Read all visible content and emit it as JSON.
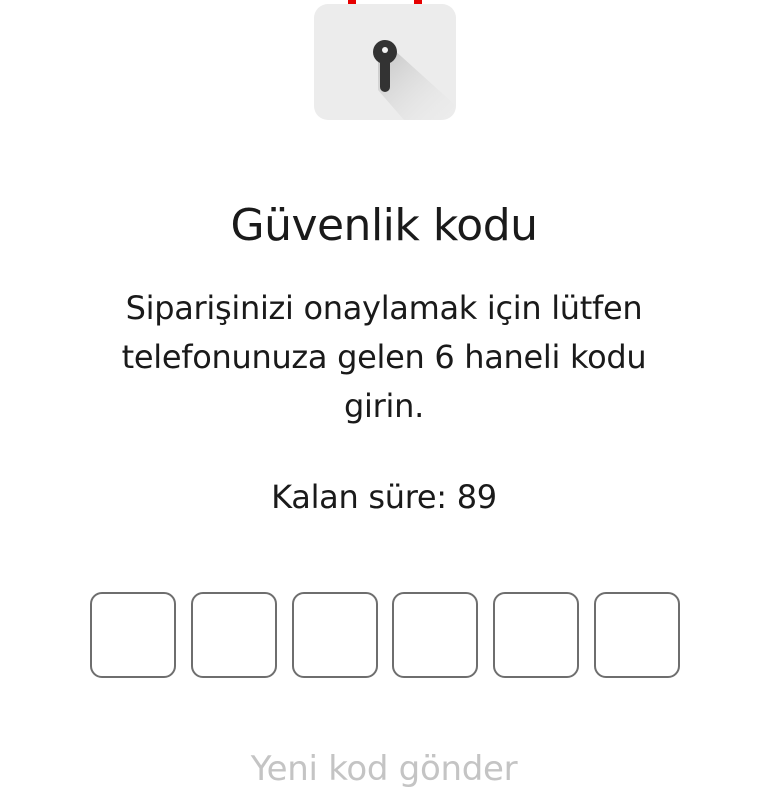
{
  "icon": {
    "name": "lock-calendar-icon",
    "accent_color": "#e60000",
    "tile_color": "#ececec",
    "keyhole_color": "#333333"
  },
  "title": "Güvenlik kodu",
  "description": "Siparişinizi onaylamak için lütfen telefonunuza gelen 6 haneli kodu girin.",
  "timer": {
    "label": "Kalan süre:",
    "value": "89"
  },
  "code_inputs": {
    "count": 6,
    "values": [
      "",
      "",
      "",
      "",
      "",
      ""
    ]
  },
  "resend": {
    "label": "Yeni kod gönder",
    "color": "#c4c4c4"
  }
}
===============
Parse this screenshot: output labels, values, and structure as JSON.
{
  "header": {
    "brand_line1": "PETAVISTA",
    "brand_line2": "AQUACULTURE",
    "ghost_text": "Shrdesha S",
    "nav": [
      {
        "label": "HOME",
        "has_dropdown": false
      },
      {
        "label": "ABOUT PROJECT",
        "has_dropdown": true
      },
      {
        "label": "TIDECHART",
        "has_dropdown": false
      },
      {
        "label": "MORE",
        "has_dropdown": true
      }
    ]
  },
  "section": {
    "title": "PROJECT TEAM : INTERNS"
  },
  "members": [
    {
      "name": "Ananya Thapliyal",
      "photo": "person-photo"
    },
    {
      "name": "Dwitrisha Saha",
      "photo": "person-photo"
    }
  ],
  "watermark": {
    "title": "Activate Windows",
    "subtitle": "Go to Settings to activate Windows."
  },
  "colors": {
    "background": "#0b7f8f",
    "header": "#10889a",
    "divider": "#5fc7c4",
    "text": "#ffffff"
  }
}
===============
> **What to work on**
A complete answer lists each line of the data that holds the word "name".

> **Solution for this exercise**
    "name": "lock-calendar-icon",
      "name": "Ananya Thapliyal",
      "name": "Dwitrisha Saha",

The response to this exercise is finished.